GENOA, Italy — At the German Marshall Fund’s Mediterranean Strategy Group, at a meeting held Nov. 20 to 22, participants shared their views on Mediterranean security issues under the Chatham House Rule, allowing them to express opinions openly without the risk of being quoted. In this light, here is a summary of how the Syrian crisis was discussed in terms of implications for a key stakeholder country like Turkey.
To begin with, participants disagreed over the US role in the region. While some considered its decision not to engage militarily in Syria a sign of disengagement from the Middle East, others argued that it is actually more engaged and active in the region than ever before — just in a different way. Still, there was more or less agreement over a lack of a clear Syrian policy at the White House, save for not engaging militarily in the country.
Second, there was agreement that Syrian President Bashar al-Assad is getting stronger, not weaker, as the crisis deepens, three years since its beginning. There was also agreement that the prospect of the opposition coalition winning is diminishing rapidly. The upcoming Geneva II conference was discussed as a mere diplomatic effort, which promises no constructive result. All agreed that the strategic landscape in the region is undergoing revision, and that it is no longer possible to trust old traditional alliances, which has a direct impact not only on how countries determine geostrategic interests but also trade policies and beyond.
Put simply, Syria remains in a bloody vicious cycle with no end in sight. This notion of not being able to come up with a solution to end the bloodshed comes as a direct blow to the 2005 UN Resolution that defined the “responsibility to protect” principle as an international duty to prevent the slaughter of civilians in civil wars. While the participants observed that the international system failed to respond promptly and precisely to the crisis in Syria, they agreed that the situation is not irreversible if a coherent policy were to emerge.
The issue is that the Syrian story is a mess, and it is not promising to improve before getting worse. So, what does that mean for Turkey?
“The issue is not about Turkey moving from an approach of having zero problems with neighbors to having lots of problems with neighbors. The issue is that Turkey has now moved from having conventional problems with neighbors to having unprecedented, unconventional problems with neighbors,” one participant stated. “Syria is not a passing crisis. Turkey will end up dealing with a semi-permanent chaotic condition at its borders for some significant time. And therefore it may be best for it to start thinking about how to enhance the security of its border with Syria.”
While the West might have been wrong to package Turkey as a model country to help Arab countries to transform into democracies, the Ankara government really did not prove the supremacy of its intelligence or its knowledge of the complexity of this theater, and therefore, the notion of presenting Turkey as a model needs serious criticism. This point, however, is long past. If the Ankara government does not take action to control its borders, the Europeans seem increasingly worried that al-Qaeda-like extremist groups will get closer to Turkish borders. Therefore, there is an expectation that Turkey will put the border-security issue under a new spotlight, and may even ask for assistance from international bodies to help establish the necessary mechanisms to enhance its control.

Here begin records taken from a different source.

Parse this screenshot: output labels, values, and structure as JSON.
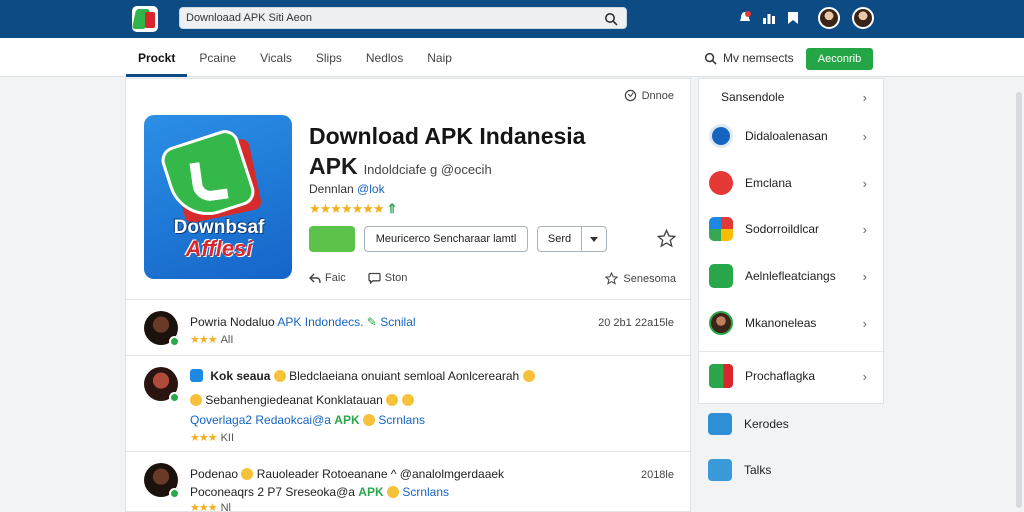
{
  "topbar": {
    "search_value": "Downloaad APK Siti Aeon",
    "colors": {
      "bar": "#0c4b83",
      "accent_green": "#24a646"
    }
  },
  "nav": {
    "tabs": [
      {
        "label": "Prockt",
        "active": true
      },
      {
        "label": "Pcaine",
        "active": false
      },
      {
        "label": "Vicals",
        "active": false
      },
      {
        "label": "Slips",
        "active": false
      },
      {
        "label": "Nedlos",
        "active": false
      },
      {
        "label": "Naip",
        "active": false
      }
    ],
    "search_label": "Mv nemsects",
    "green_button": "Aeconrib"
  },
  "app": {
    "language": "Dnnoe",
    "icon_text_1": "Downbsaf",
    "icon_text_2": "Afflesi",
    "title_line1": "Download APK Indanesia",
    "title_line2": "APK",
    "title_line2_small": "Indoldciafe g @ocecih",
    "developer_prefix": "Dennlan",
    "developer_link": "@lok",
    "stars": "★★★★★★★",
    "stars_extra": "⇑",
    "secondary_button": "Meuricerco Sencharaar lamtl",
    "split_button": "Serd",
    "action_1": "Faic",
    "action_2": "Ston",
    "share_label": "Senesoma"
  },
  "reviews": [
    {
      "name": "Powria Nodaluo",
      "link": "APK Indondecs.",
      "suffix": "Scnilal",
      "date": "20 2b1 22a15le",
      "stars": "★★★",
      "stars_text": "AlI"
    },
    {
      "line1_bold": "Kok seaua",
      "line1_text": "Bledclaeiana onuiant semloal Aonlcerearah",
      "line2_text": "Sebanhengiedeanat Konklatauan",
      "line3_prefix": "Qoverlaga2 Redaokcai@a",
      "line3_green": "APK",
      "line3_suffix": "Scrnlans",
      "stars": "★★★",
      "stars_text": "KII"
    },
    {
      "name": "Podenao",
      "text": "Rauoleader Rotoeanane ^ @analolmgerdaaek",
      "date": "2018le",
      "line2_prefix": "Poconeaqrs 2 P7 Sreseoka@a",
      "line2_green": "APK",
      "line2_suffix": "Scrnlans",
      "stars": "★★★",
      "stars_text": "Nl"
    }
  ],
  "sidebar": {
    "items": [
      {
        "label": "Sansendole",
        "icon": "none"
      },
      {
        "label": "Didaloalenasan",
        "icon": "clock-icon",
        "color": "#1565c0"
      },
      {
        "label": "Emclana",
        "icon": "chat-icon",
        "color": "#e53935"
      },
      {
        "label": "Sodorroildlcar",
        "icon": "colorful-app-icon",
        "color": "#34a853"
      },
      {
        "label": "Aelnlefleatciangs",
        "icon": "phone-icon",
        "color": "#2aa74a"
      },
      {
        "label": "Mkanoneleas",
        "icon": "avatar-icon",
        "color": "#5d3a2a"
      },
      {
        "label": "Prochaflagka",
        "icon": "flag-app-icon",
        "color": "#2aa74a"
      }
    ],
    "lower_items": [
      {
        "label": "Kerodes",
        "icon": "inbox-icon"
      },
      {
        "label": "Talks",
        "icon": "image-icon"
      }
    ]
  }
}
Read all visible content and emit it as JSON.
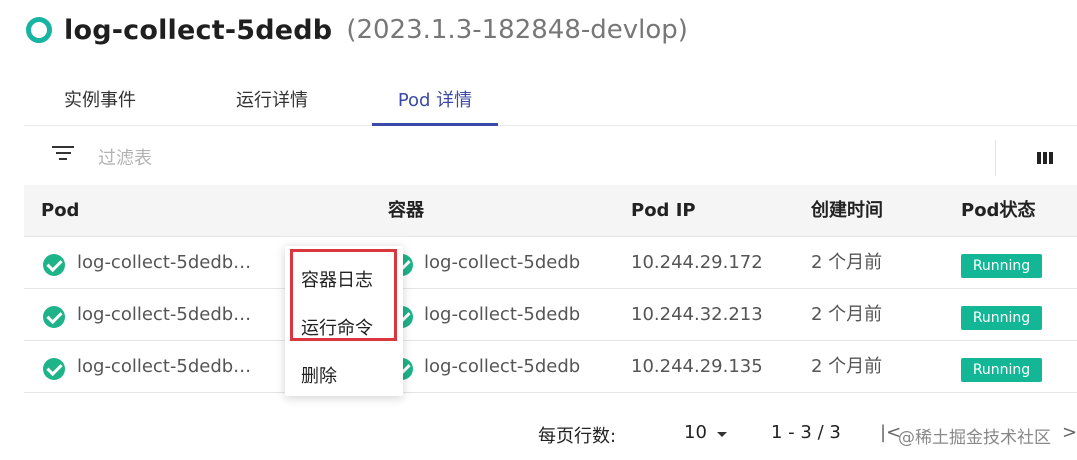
{
  "header": {
    "app_name": "log-collect-5dedb",
    "version": "(2023.1.3-182848-devlop)"
  },
  "tabs": [
    {
      "label": "实例事件"
    },
    {
      "label": "运行详情"
    },
    {
      "label": "Pod 详情",
      "active": true
    }
  ],
  "toolbar": {
    "filter_placeholder": "过滤表"
  },
  "table": {
    "columns": [
      "Pod",
      "容器",
      "Pod IP",
      "创建时间",
      "Pod状态"
    ],
    "rows": [
      {
        "pod": "log-collect-5dedb…",
        "container": "log-collect-5dedb",
        "ip": "10.244.29.172",
        "created": "2 个月前",
        "status": "Running"
      },
      {
        "pod": "log-collect-5dedb…",
        "container": "log-collect-5dedb",
        "ip": "10.244.32.213",
        "created": "2 个月前",
        "status": "Running"
      },
      {
        "pod": "log-collect-5dedb…",
        "container": "log-collect-5dedb",
        "ip": "10.244.29.135",
        "created": "2 个月前",
        "status": "Running"
      }
    ]
  },
  "context_menu": {
    "items": [
      "容器日志",
      "运行命令",
      "删除"
    ]
  },
  "pagination": {
    "rows_per_page_label": "每页行数:",
    "rows_per_page": "10",
    "range": "1 - 3 / 3",
    "first_symbol": "|<",
    "last_symbol": ">|"
  },
  "watermark": "@稀土掘金技术社区",
  "colors": {
    "accent": "#3b4aa6",
    "status_running": "#13b796",
    "check": "#1fb38a",
    "highlight": "#d9363e",
    "ring": "#17b3a3"
  }
}
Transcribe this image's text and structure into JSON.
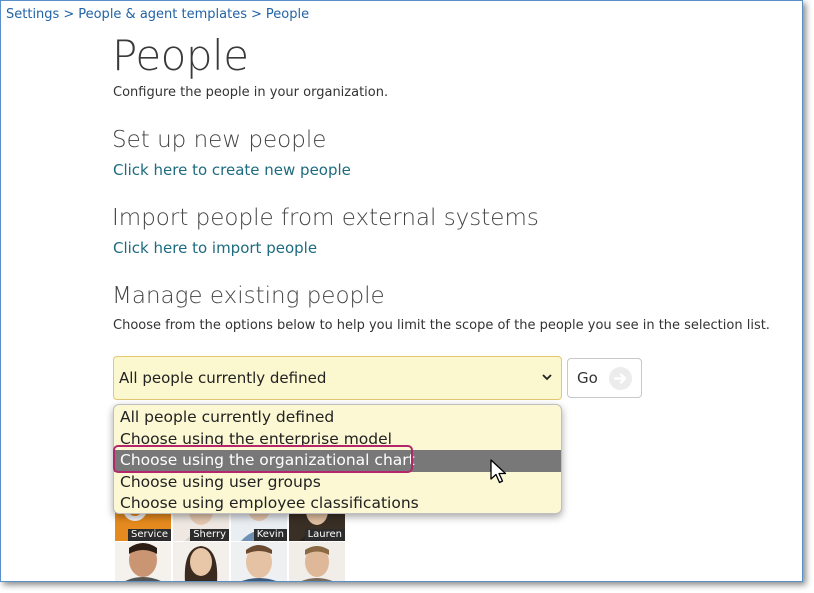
{
  "breadcrumb": [
    {
      "label": "Settings"
    },
    {
      "label": "People & agent templates"
    },
    {
      "label": "People"
    }
  ],
  "breadcrumb_sep": ">",
  "page": {
    "title": "People",
    "subtitle": "Configure the people in your organization."
  },
  "setup": {
    "title": "Set up new people",
    "link": "Click here to create new people"
  },
  "import": {
    "title": "Import people from external systems",
    "link": "Click here to import people"
  },
  "manage": {
    "title": "Manage existing people",
    "description": "Choose from the options below to help you limit the scope of the people you see in the selection list.",
    "select": {
      "selected": "All people currently defined",
      "options": [
        "All people currently defined",
        "Choose using the enterprise model",
        "Choose using the organizational chart",
        "Choose using user groups",
        "Choose using employee classifications"
      ],
      "highlighted_index": 2
    },
    "go_label": "Go"
  },
  "people_tiles": [
    {
      "caption": "Service",
      "icon": "service-avatar"
    },
    {
      "caption": "Sherry",
      "icon": "person-photo"
    },
    {
      "caption": "Kevin",
      "icon": "person-photo"
    },
    {
      "caption": "Lauren",
      "icon": "person-photo"
    },
    {
      "caption": "",
      "icon": "person-photo"
    },
    {
      "caption": "",
      "icon": "person-photo"
    },
    {
      "caption": "",
      "icon": "person-photo"
    },
    {
      "caption": "",
      "icon": "person-photo"
    }
  ],
  "colors": {
    "link": "#1d6b7f",
    "breadcrumb_link": "#2263a6",
    "select_bg": "#fbf7cf",
    "dropdown_selected": "#787878",
    "annotation": "#b5276d"
  }
}
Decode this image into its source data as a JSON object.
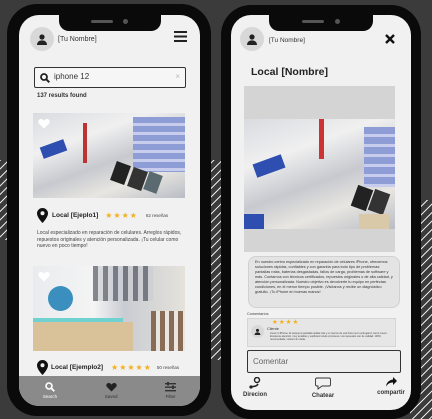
{
  "search_screen": {
    "user_name": "[Tu Nombre]",
    "search": {
      "value": "iphone 12"
    },
    "results_count": "137 results found",
    "listings": [
      {
        "name": "Local [Ejeplo1]",
        "stars": "★★★★",
        "rating": 4,
        "reviews": "62 reseñas",
        "description": "Local especializado en reparación de celulares. Arreglos rápidos, repuestos originales y atención personalizada. ¡Tu celular como nuevo en poco tiempo!",
        "saved": false
      },
      {
        "name": "Local [Ejemplo2]",
        "stars": "★★★★★",
        "rating": 5,
        "reviews": "50 reseñas",
        "saved": false
      }
    ],
    "nav": [
      {
        "label": "Search",
        "icon": "search-icon",
        "active": true
      },
      {
        "label": "Saved",
        "icon": "heart-icon"
      },
      {
        "label": "Filter",
        "icon": "filter-icon"
      }
    ]
  },
  "detail_screen": {
    "user_name": "[Tu Nombre]",
    "title": "Local [Nombre]",
    "description": "En nuestro centro especializado en reparación de celulares iPhone, ofrecemos soluciones rápidas, confiables y con garantía para todo tipo de problemas: pantallas rotas, baterías desgastadas, fallos de carga, problemas de software y más. Contamos con técnicos certificados, repuestos originales o de alta calidad, y atención personalizada. Nuestro objetivo es devolverte tu equipo en perfectas condiciones, en el menor tiempo posible. ¡Visítanos y recibe un diagnóstico gratuito. ¡Tu iPhone en buenas manos!",
    "comments_label": "Comentarios",
    "comment": {
      "stars": "★★★★",
      "rating": 4,
      "author": "Cliente",
      "text": "Llevé mi iPhone 12 porque la pantalla estaba rota y en menos de una hora me lo entregaron como nuevo. Excelente atención, muy amables y explicaron todo el proceso. Los repuestos son de calidad. 100% recomendado, volveré sin duda."
    },
    "comment_input": {
      "placeholder": "Comentar"
    },
    "actions": [
      {
        "label": "Direcion",
        "icon": "directions-icon"
      },
      {
        "label": "Chatear",
        "icon": "chat-icon"
      },
      {
        "label": "compartir",
        "icon": "share-icon"
      }
    ]
  },
  "colors": {
    "background": "#3b3b3b",
    "screen": "#f1f1f2",
    "nav": "#8a8a8a",
    "stars": "#f2b01e"
  }
}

Moreover, participants also complained of Turkey overplaying its hand in the region — choosing sides in Syria and elsewhere, and always favoring the Islamist camp. “So, what will Turkey do now as the Muslim Brotherhood in Syria failed to take control of the country?” one participant questioned while critiquing Turkey as it is perceived in the region playing the role of big brother to the Sunni Muslim world.
Yet the participants also observed that Turkey is not yet in a position to really think about how it will deal with constant chaos at its borders. On the contrary, one participant argued that the government of Turkish Prime Minister Recep Tayyip Erdogan remains optimistic, that whatever the short-term challenges, Turkey will still be able to watch out for its long-term interests. How it will do that with the rising Kurdish ambitions in Rojava, or whether Turkey will end up using its military to deter Kurdish aspiration for an independent Kurdistan at its borders, remains unknown.